Whether the monkeys captured by hoop-net traps are being sold to Cambodia’s macaque breeding farms or smuggled across the country’s porous borders is unknown, said Seng Teak, country director for the World Wide Fund for Nature.
“Whatever the reason, we see the price of macaques increasing everyday,” he said, “It’s a big concern to us…. If it continues, the macaque, which is a common species in Cambodia, will go extinct.”
Trade or sale of the long-tailed macaque—listed as a “globally near-threatened” species by the International Union for the Conservation of Nature—is permitted as long as the trade is “highly regulated.” But in recent months, wildlife traders have paid more and more villagers to catch long-tailed macaques, wildlife experts said.
Four primate breeding farms located in Kandal, Kompong Chhnang, Kompong Thom and Takeo provinces have been licensed by the Ministry of Agriculture and authorized to ship macaques overseas to medical research centers.

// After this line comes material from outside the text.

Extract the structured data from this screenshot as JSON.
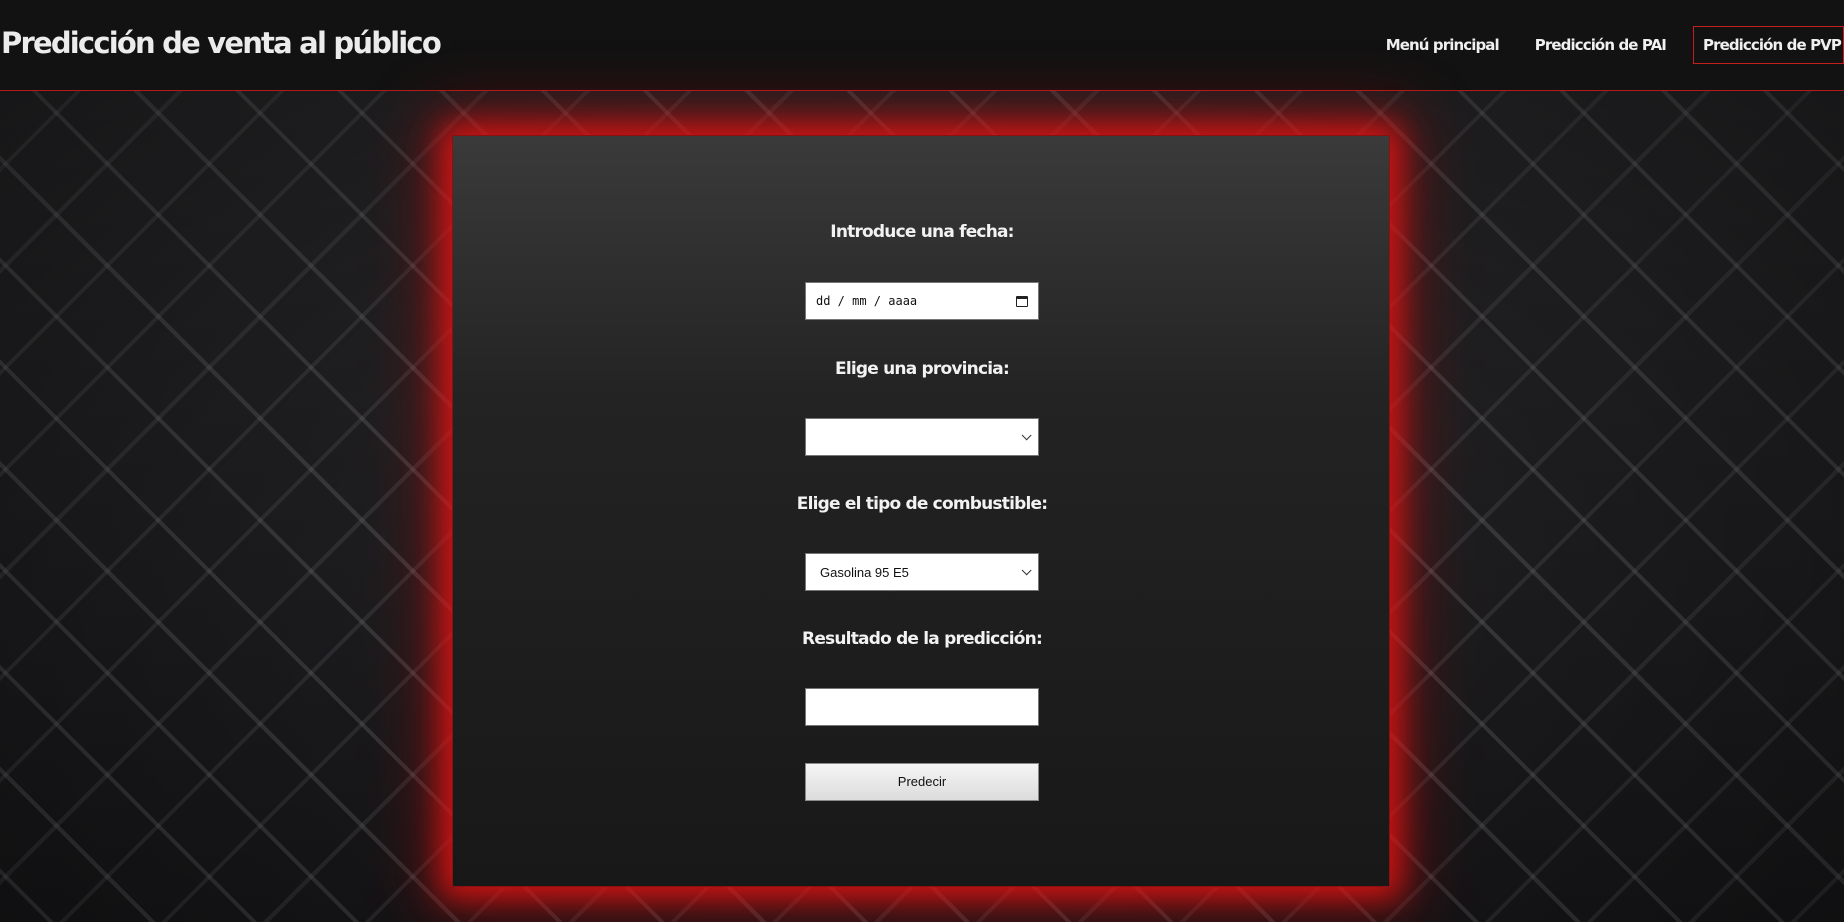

Neou Bonher, permanent deputy of the Tonle Sap Biosphere Reserve secretariat for the Ministry of Environment, confirmed that there is poaching in protected areas for the purpose of supplying those farms.
“Villagers say they are not selling directly to the farms but to middlemen,” he said. “I plan to visit two of the macaque farms next week to see where their stock is coming from.”
Minister of Agriculture Chan Sarun said on Thursday that he has not heard any reports about droves of villagers capturing monkeys. “We just give the license to a few companies for breeding,” he said.
Seng Teak urged the government to establish a “clear process” that would regulate the capture of wild macaques for the farms. “There is a network, obviously, set up to harvest the macaques but we don’t know how it works,” he said.